The second point, which I am very keen on, is that the young—young men in particular—are not skilled in anything. It is time we started programmes for skilling them. Education is important, and they are lagging behind in it, but if we can give them a skill to earn their living, we might see a change in their lives. We do not want young people to not get jobs, to live on benefits all their lives and then start the trend again. Their fathers may be on benefits, they are going to be on benefits, their children will be on benefits. This is what happened in Northern Ireland. We must stop this somewhere. We have to start doing programmes, we have to skill them, and we have to make sure that they are capable of holding proper jobs. This will give them self-respect and respect from other people as well, which is very important. I repeat that we must make sure the imams in the mosques are properly educated and are teaching the people proper Islam, not what they think is Islam. If you talk to young Muslim people, they do not think like that. They do not say “Islam is a religion of peace”. They say that they want this country to become Islamic; they want to change this country into an Islamic country.

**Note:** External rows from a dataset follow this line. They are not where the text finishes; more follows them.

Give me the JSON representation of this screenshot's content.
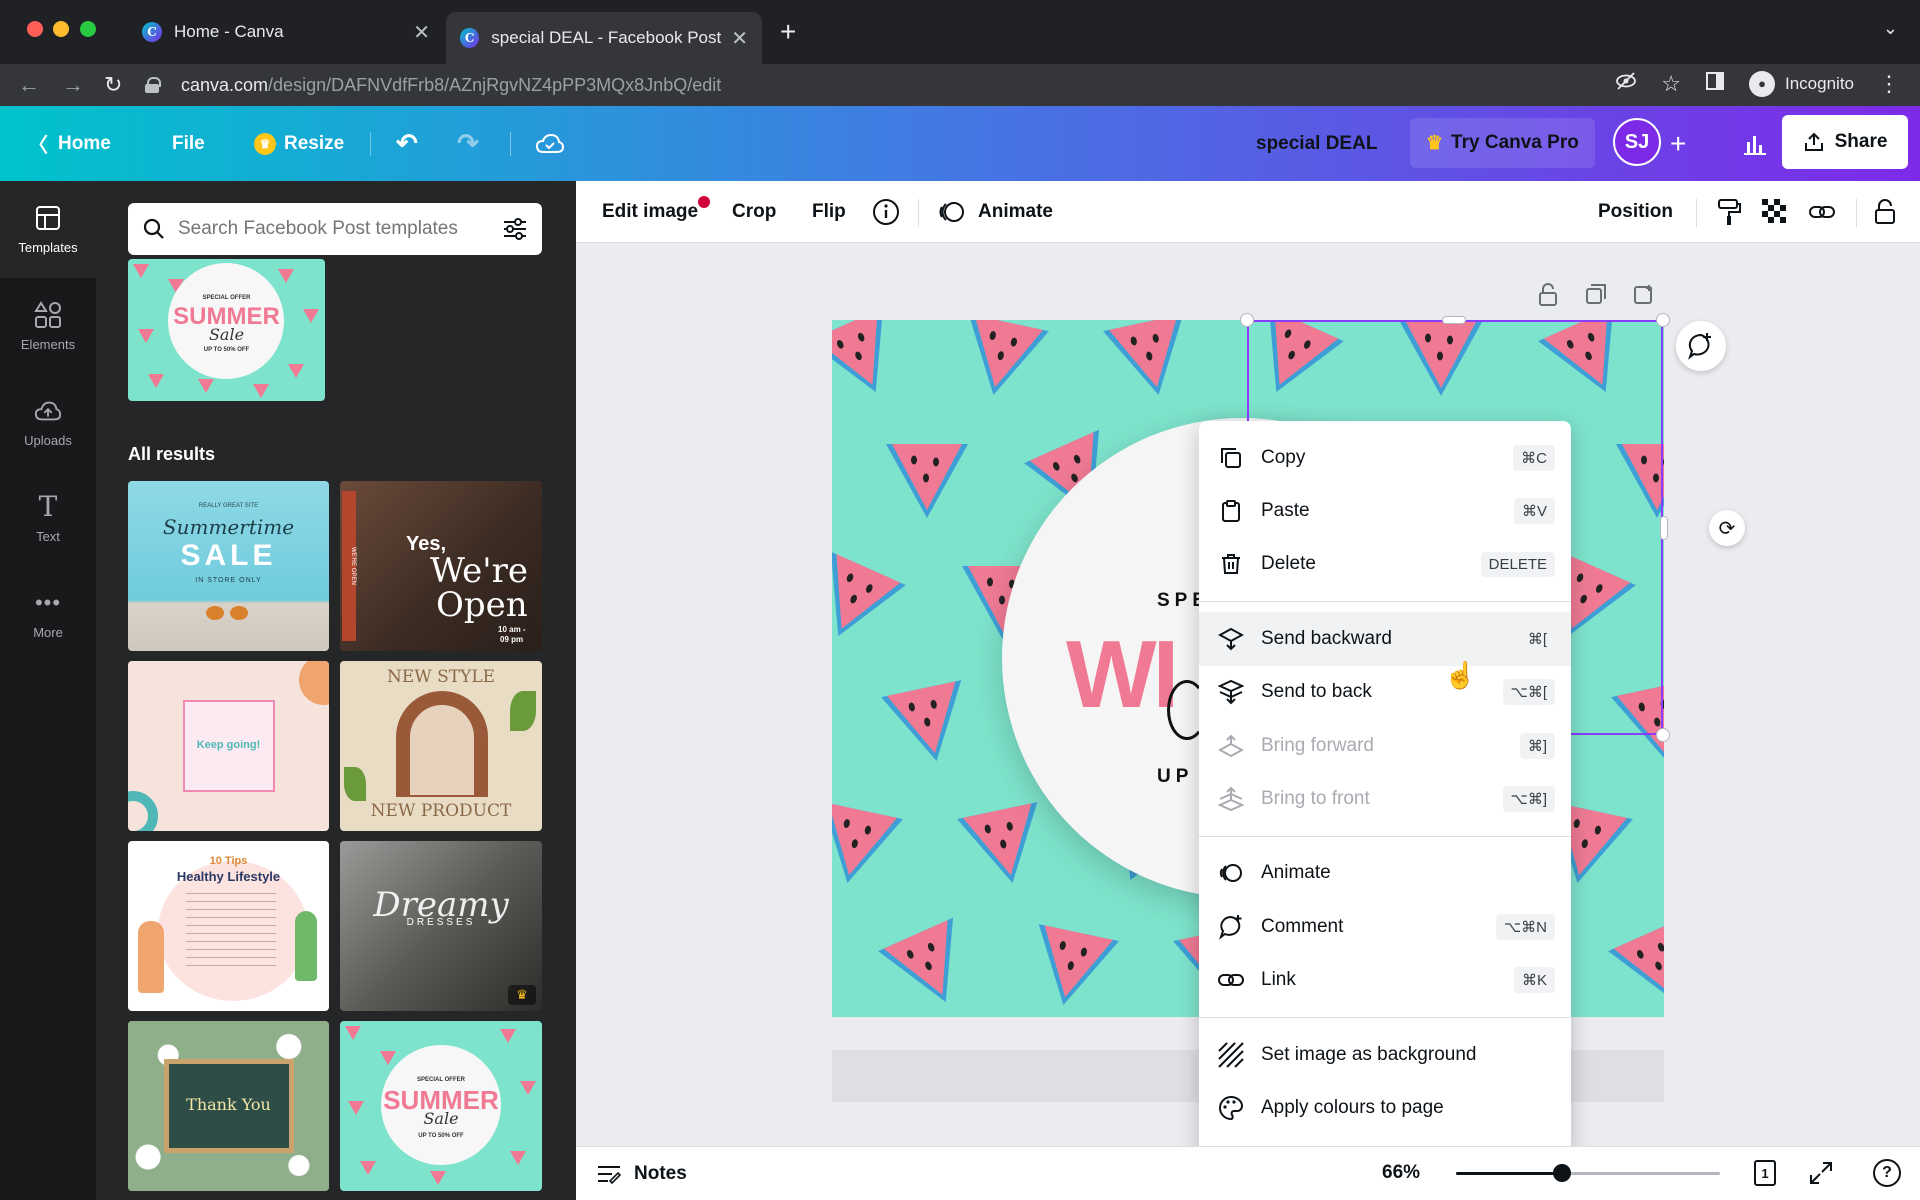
{
  "browser": {
    "tabs": [
      {
        "title": "Home - Canva",
        "active": false
      },
      {
        "title": "special DEAL - Facebook Post",
        "active": true
      }
    ],
    "url_host": "canva.com",
    "url_path": "/design/DAFNVdfFrb8/AZnjRgvNZ4pPP3MQx8JnbQ/edit",
    "profile_label": "Incognito",
    "colors": {
      "chrome_bg": "#202124",
      "chrome_tab": "#35363a"
    }
  },
  "header": {
    "home": "Home",
    "file": "File",
    "resize": "Resize",
    "design_title": "special DEAL",
    "try_pro": "Try Canva Pro",
    "avatar_initials": "SJ",
    "share": "Share",
    "gradient": [
      "#00c3cc",
      "#7d2ae8"
    ]
  },
  "rail": {
    "items": [
      {
        "label": "Templates",
        "icon": "templates-icon",
        "active": true
      },
      {
        "label": "Elements",
        "icon": "elements-icon",
        "active": false
      },
      {
        "label": "Uploads",
        "icon": "uploads-icon",
        "active": false
      },
      {
        "label": "Text",
        "icon": "text-icon",
        "active": false
      },
      {
        "label": "More",
        "icon": "more-icon",
        "active": false
      }
    ]
  },
  "panel": {
    "search_placeholder": "Search Facebook Post templates",
    "all_results": "All results",
    "thumbnails": [
      {
        "name": "summer-sale-top",
        "texts": [
          "SPECIAL OFFER",
          "SUMMER",
          "Sale",
          "UP TO 50% OFF"
        ]
      },
      {
        "name": "summertime-sale",
        "texts": [
          "REALLY GREAT SITE",
          "Summertime",
          "SALE",
          "IN STORE ONLY"
        ]
      },
      {
        "name": "were-open",
        "texts": [
          "Yes,",
          "We're",
          "Open",
          "10 am -",
          "09 pm",
          "WE'RE OPEN"
        ]
      },
      {
        "name": "keep-going",
        "texts": [
          "Keep going!"
        ]
      },
      {
        "name": "new-style",
        "texts": [
          "NEW STYLE",
          "NEW PRODUCT"
        ]
      },
      {
        "name": "healthy-lifestyle",
        "texts": [
          "10 Tips",
          "Healthy Lifestyle"
        ]
      },
      {
        "name": "dreamy-dresses",
        "texts": [
          "Dreamy",
          "DRESSES"
        ]
      },
      {
        "name": "thank-you",
        "texts": [
          "Thank You"
        ]
      },
      {
        "name": "summer-sale-bottom",
        "texts": [
          "SPECIAL OFFER",
          "SUMMER",
          "Sale",
          "UP TO 50% OFF"
        ]
      }
    ]
  },
  "toolbar": {
    "edit_image": "Edit image",
    "crop": "Crop",
    "flip": "Flip",
    "animate": "Animate",
    "position": "Position"
  },
  "canvas": {
    "design_texts": [
      "SPE",
      "WI",
      "UP"
    ],
    "colors": {
      "background": "#7ee3cc",
      "watermelon": "#f07a94",
      "rind": "#3d9fd6",
      "selection": "#8b3dff"
    }
  },
  "context_menu": {
    "groups": [
      [
        {
          "label": "Copy",
          "shortcut": "⌘C",
          "icon": "copy-icon",
          "disabled": false
        },
        {
          "label": "Paste",
          "shortcut": "⌘V",
          "icon": "paste-icon",
          "disabled": false
        },
        {
          "label": "Delete",
          "shortcut": "DELETE",
          "icon": "trash-icon",
          "disabled": false
        }
      ],
      [
        {
          "label": "Send backward",
          "shortcut": "⌘[",
          "icon": "send-backward-icon",
          "disabled": false,
          "hover": true
        },
        {
          "label": "Send to back",
          "shortcut": "⌥⌘[",
          "icon": "send-to-back-icon",
          "disabled": false
        },
        {
          "label": "Bring forward",
          "shortcut": "⌘]",
          "icon": "bring-forward-icon",
          "disabled": true
        },
        {
          "label": "Bring to front",
          "shortcut": "⌥⌘]",
          "icon": "bring-to-front-icon",
          "disabled": true
        }
      ],
      [
        {
          "label": "Animate",
          "shortcut": "",
          "icon": "animate-icon",
          "disabled": false
        },
        {
          "label": "Comment",
          "shortcut": "⌥⌘N",
          "icon": "comment-icon",
          "disabled": false
        },
        {
          "label": "Link",
          "shortcut": "⌘K",
          "icon": "link-icon",
          "disabled": false
        }
      ],
      [
        {
          "label": "Set image as background",
          "shortcut": "",
          "icon": "background-icon",
          "disabled": false
        },
        {
          "label": "Apply colours to page",
          "shortcut": "",
          "icon": "palette-icon",
          "disabled": false
        }
      ]
    ]
  },
  "bottom": {
    "notes": "Notes",
    "zoom": "66%",
    "zoom_fraction": 0.4,
    "page_number": "1",
    "help": "?"
  }
}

I am also very concerned about the advent of Sharia, particularly because it is discriminatory against women. That is not the way we live in this country. We have an Equality Act, yet we allow Sharia, which is totally discriminatory to women, to deal with family situations. No boy over seven is given to the mother—he automatically goes to the father. Property rights are not respected. I hope that your Lordships, especially those of you who are Muslims, will do your best to change these things.